This is arguably Charlotte Smith's most famous book. It relates the story of romantic hero, Orlando, who stands to inherit The Old Manor House of the title, Rayland Hall. However, he can only do this if he keeps in the good books of "old Tabby" Mrs Rayland, the elderly current owner. During his visits there, he has made a childhood friend of Mrs Lennard's (Mrs Rayland's cantankerous companion) ward. Mrs. Lennard may be cruel and exacting, but she too has a romantic streak and she has named her w ...more
An odd but interesting and very readable mixture of fable, social critique and novel of manners. The preface to this book tells us the author stretched it out because she needed the money, and it shows, because it does not really get going until well into the second half. This may explain why the first two volumes look more like a novel of manners than the social critique the book was billed as. On the plus side, the language is engaging and most of the characters are, too, although the two lead ...more
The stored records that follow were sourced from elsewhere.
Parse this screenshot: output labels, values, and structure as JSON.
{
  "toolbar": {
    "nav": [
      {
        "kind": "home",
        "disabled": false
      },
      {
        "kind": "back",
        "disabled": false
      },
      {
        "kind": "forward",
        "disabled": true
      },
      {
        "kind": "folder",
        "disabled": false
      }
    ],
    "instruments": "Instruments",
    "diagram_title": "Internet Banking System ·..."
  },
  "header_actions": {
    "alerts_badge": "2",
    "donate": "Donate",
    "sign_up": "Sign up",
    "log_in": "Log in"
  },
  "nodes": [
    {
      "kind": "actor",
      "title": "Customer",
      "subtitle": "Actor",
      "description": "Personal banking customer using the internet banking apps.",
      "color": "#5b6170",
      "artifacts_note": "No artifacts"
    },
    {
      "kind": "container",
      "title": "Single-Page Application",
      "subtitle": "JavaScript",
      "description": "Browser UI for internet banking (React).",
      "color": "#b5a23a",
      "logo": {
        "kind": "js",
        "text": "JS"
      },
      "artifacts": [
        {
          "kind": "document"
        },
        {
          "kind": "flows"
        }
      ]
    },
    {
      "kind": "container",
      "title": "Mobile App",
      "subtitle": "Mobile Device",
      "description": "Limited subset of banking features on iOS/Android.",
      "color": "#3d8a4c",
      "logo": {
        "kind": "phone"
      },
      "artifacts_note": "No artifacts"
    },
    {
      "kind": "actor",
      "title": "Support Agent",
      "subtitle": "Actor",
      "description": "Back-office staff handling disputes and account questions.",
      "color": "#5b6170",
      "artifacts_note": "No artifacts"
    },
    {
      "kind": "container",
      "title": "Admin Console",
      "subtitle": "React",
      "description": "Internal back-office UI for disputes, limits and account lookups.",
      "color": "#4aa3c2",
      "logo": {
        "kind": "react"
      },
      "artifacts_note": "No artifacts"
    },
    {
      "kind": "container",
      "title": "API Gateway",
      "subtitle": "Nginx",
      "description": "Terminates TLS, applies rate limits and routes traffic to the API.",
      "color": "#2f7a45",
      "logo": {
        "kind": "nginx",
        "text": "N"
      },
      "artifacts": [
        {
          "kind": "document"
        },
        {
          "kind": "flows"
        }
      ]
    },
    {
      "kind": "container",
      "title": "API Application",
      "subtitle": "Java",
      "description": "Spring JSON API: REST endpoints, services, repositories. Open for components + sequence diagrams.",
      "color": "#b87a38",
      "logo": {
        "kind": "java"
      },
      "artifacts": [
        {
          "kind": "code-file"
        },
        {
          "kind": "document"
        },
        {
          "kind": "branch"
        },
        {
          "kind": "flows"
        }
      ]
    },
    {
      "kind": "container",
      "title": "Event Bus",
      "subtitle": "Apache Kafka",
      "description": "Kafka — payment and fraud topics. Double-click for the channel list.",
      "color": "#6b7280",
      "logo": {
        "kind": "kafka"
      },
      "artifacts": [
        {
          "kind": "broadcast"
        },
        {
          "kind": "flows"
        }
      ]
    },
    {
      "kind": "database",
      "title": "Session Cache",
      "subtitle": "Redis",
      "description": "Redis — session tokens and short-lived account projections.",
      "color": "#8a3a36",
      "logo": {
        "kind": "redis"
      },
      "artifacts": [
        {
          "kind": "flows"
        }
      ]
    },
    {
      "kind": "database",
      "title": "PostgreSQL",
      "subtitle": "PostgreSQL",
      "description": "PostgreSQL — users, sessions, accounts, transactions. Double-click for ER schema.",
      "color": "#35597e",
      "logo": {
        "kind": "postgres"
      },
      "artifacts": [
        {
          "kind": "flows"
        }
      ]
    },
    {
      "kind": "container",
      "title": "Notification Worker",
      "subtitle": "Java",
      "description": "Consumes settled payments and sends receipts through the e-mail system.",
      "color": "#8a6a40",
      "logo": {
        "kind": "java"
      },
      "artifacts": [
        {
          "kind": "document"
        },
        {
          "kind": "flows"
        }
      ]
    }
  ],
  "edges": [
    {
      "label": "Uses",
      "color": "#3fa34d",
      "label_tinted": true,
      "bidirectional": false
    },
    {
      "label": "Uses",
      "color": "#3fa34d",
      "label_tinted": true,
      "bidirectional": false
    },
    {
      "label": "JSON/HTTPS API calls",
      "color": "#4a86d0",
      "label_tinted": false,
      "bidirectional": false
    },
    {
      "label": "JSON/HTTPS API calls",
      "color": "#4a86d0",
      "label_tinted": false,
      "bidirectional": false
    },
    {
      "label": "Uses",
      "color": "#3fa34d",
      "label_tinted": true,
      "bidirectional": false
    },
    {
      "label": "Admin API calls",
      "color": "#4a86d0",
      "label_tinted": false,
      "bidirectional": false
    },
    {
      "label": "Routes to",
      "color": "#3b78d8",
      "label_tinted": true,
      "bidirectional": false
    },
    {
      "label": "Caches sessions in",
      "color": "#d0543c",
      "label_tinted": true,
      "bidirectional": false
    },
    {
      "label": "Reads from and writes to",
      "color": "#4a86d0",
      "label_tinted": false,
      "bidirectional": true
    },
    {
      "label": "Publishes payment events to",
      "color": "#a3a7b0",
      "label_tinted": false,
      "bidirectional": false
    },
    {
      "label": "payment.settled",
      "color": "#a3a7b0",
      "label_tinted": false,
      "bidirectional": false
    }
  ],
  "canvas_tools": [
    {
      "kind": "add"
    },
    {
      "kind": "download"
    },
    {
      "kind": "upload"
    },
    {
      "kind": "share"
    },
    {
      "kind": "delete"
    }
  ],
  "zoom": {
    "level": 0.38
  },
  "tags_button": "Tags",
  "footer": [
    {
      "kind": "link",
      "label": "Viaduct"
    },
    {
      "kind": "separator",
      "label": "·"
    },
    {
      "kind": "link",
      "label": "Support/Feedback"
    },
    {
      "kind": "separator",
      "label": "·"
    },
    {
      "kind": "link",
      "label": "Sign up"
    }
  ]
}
Smith's best novel, this novel has an astonishing breadth. A "condition of England" novel that is a forerunner of Mansfield Park, a comment on the French Revolution through Smith's depiction of the American Revolution, and a study of injustice, this is a very interesting novel that manages to integrate plot and social/political critique in a sophisticated and believable manner. Smith took her time writing this one, and it shows. Well worth a read, as it is one of the most complex novels of the 1 ...more
Interesting, definitely. Probably more palatable for people really interested in Victorian or non-Gothic Romantic era. I don't love the writing style. Still, worth a read for what it adds to historical knowledge of the literature at the time. The author's history is also very impressive.